450 grams (approximately). The last image gives a detailed look of the blouse piece that comes with this saree.
Fine quality pedana kalamkari hand block printed natural dyed pure cotton saree skillfully crafted by the artisans of Pedana. Showcasing an assortment of hand block printed motifs inspired by traditional kalamkari painting. Kalamkari is the earliest and more complex techniques of block-printing.
Gentle hand wash separately in cold water with mild/liquid detergents, excess natural colours may bleed when washed for the first time. Avoid soaking for too long.
Slight difference in colour from the visible product image is possible. Read more.

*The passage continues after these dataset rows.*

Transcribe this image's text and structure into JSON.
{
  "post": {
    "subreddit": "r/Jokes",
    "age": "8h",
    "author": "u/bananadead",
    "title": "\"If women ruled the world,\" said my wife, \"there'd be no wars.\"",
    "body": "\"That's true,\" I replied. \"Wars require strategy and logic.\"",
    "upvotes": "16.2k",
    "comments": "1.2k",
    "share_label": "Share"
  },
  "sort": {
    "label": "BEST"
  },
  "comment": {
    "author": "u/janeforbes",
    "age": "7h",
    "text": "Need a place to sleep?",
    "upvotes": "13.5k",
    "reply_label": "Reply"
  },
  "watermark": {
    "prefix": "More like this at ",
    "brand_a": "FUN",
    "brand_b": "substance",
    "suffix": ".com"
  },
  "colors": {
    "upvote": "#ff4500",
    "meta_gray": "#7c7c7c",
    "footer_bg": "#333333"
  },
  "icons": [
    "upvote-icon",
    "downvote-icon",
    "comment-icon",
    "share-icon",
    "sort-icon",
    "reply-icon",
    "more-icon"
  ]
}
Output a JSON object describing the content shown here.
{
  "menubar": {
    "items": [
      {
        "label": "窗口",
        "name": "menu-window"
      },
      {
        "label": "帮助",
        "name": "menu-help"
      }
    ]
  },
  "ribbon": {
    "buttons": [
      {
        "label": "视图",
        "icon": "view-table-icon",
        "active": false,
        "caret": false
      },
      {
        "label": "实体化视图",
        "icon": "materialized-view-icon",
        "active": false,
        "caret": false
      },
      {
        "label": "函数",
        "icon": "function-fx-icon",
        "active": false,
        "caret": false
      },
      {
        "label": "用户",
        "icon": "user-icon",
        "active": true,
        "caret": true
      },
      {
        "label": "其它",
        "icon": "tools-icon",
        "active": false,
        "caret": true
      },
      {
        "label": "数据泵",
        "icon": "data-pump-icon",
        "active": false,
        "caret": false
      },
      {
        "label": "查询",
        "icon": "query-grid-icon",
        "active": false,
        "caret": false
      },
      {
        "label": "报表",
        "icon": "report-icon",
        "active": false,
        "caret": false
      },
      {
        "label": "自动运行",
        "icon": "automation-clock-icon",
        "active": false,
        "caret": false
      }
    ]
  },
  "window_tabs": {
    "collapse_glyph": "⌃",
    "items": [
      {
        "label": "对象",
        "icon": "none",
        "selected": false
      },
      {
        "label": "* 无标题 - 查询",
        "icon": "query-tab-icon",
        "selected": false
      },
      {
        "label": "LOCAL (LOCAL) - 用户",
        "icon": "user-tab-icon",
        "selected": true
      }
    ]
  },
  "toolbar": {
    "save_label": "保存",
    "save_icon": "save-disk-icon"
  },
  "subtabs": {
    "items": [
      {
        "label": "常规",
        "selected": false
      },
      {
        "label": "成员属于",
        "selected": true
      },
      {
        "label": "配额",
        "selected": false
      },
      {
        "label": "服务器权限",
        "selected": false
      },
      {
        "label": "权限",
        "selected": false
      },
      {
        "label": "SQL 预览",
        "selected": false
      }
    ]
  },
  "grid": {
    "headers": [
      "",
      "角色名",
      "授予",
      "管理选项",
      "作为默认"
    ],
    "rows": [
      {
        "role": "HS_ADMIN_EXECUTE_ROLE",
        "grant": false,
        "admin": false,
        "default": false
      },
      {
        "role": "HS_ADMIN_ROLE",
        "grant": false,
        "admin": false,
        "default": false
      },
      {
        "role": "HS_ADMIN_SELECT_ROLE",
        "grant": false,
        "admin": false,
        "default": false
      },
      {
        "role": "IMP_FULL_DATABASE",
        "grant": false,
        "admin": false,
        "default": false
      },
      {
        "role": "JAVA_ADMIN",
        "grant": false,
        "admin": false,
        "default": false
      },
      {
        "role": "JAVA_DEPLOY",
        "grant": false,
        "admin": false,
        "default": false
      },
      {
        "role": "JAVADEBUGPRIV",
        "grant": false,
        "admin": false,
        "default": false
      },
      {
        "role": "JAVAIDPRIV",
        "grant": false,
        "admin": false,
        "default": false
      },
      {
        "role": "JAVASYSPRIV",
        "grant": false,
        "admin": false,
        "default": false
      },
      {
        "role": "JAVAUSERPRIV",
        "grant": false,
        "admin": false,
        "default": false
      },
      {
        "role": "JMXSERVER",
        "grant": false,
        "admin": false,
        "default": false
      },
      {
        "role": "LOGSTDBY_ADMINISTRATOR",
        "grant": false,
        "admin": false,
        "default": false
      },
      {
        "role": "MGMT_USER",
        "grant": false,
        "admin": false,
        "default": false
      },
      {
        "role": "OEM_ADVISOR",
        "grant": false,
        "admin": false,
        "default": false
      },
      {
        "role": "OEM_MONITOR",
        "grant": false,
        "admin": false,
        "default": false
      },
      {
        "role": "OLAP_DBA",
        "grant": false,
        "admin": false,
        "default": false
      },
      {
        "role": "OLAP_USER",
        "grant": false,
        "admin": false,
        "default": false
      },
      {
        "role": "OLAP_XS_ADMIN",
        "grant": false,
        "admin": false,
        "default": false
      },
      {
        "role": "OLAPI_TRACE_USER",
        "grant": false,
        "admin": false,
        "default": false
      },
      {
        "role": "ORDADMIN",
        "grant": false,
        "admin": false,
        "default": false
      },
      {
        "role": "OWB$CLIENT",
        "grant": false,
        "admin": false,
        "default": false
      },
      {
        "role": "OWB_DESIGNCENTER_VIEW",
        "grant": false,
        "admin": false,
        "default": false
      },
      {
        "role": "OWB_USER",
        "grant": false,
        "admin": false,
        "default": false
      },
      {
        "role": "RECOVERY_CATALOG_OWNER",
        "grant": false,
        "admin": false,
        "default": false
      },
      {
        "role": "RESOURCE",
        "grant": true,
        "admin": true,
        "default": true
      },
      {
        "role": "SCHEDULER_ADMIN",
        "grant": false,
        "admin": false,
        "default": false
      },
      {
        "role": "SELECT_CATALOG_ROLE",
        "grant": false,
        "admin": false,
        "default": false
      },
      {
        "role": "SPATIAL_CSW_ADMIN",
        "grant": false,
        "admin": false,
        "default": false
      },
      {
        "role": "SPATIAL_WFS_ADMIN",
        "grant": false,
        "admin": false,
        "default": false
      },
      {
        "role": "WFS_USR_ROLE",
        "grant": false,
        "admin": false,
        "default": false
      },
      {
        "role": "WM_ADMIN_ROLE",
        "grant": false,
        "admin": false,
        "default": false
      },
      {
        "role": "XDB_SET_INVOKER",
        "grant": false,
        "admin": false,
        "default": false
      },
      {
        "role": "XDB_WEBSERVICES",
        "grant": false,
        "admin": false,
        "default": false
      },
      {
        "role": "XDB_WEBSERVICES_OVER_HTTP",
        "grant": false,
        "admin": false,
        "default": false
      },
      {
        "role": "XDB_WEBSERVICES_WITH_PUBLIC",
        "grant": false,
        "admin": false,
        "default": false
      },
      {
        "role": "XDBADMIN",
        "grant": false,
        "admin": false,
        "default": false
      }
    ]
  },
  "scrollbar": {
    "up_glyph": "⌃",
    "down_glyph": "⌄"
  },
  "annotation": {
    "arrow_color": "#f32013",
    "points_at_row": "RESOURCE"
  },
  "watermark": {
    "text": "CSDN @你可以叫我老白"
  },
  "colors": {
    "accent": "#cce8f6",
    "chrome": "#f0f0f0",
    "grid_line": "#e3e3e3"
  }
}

Venkata Bhanu Textiles is a firm that manufactures a wide range of Block print Kalamkari textiles. It is incorporated under the tutelage of Sri Bhatta Mohan Rao, one of the champions in the revival of this Handicraft in the post-colonial era. The blocks that we use for printing are procured from the National award winner Sri Kondra Gangadhar. The firm is a collective of around 50 skilled artisans who specialize in various aspects that are involved in the production of a Kalamkari textile product. We have preserved the laborious 7 stage traditional process of production. The process is very Eco-friendly and non- mechanized. The Dyes used are all natural and extracted from trees & plants. The process also involves washing in running water canals, boiling using natural ingredients for new color development and drying under the bright sun. The artisans risk burns and infections while involved in washing and boiling processes but the spirit of keeping the tradition alive makes them move forward with courage. Kalamkari has a history that dates back to 2600BC. Kalamkari cloth samples were found in Mohenjadaro excavations and in the tombs at Al Fusat in Cairo. It has transformed from being a Pen (Qalam) art to becoming a Block art. This evolution happened to increase the production, owing to the high demand for Kalamkari in the 18th century. During the Golden era of Kalamkari, Britishers exported it under the name of ‘Chintz’, French under the name of ‘Indiannes’ and the Dutch under the name of ‘Pintadoes’.